_Given data_:
########################################

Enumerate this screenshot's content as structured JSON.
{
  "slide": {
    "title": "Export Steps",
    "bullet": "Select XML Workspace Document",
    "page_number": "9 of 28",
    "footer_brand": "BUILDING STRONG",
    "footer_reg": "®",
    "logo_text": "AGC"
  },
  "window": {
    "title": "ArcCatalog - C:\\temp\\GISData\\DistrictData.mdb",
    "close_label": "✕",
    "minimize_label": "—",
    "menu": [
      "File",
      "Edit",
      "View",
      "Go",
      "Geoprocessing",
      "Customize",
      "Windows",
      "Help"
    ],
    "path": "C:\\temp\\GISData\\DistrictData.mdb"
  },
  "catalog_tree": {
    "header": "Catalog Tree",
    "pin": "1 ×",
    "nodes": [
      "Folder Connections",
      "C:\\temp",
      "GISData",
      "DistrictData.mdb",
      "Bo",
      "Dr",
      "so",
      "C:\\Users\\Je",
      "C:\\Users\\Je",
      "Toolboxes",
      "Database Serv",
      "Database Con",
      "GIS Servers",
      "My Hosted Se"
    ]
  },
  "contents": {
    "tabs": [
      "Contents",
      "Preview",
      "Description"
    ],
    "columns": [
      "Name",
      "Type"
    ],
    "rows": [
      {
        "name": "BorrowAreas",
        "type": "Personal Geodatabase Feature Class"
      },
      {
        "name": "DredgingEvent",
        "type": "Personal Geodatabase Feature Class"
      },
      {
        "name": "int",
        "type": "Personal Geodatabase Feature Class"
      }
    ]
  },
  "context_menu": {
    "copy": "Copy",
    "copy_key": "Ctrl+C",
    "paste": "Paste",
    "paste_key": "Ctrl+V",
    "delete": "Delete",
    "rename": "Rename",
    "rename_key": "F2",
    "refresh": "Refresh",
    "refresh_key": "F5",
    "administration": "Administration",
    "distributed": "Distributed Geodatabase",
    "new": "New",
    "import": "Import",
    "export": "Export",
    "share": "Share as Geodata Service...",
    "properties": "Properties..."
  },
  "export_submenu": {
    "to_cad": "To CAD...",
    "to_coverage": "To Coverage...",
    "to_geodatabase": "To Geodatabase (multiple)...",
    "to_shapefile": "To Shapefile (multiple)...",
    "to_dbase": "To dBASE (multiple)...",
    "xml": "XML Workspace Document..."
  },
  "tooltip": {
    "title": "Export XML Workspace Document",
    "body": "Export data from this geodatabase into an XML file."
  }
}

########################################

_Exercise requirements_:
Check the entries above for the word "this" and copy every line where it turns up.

_Expected output_:
Enumerate this screenshot's content as structured JSON.
    "body": "Export data from this geodatabase into an XML file."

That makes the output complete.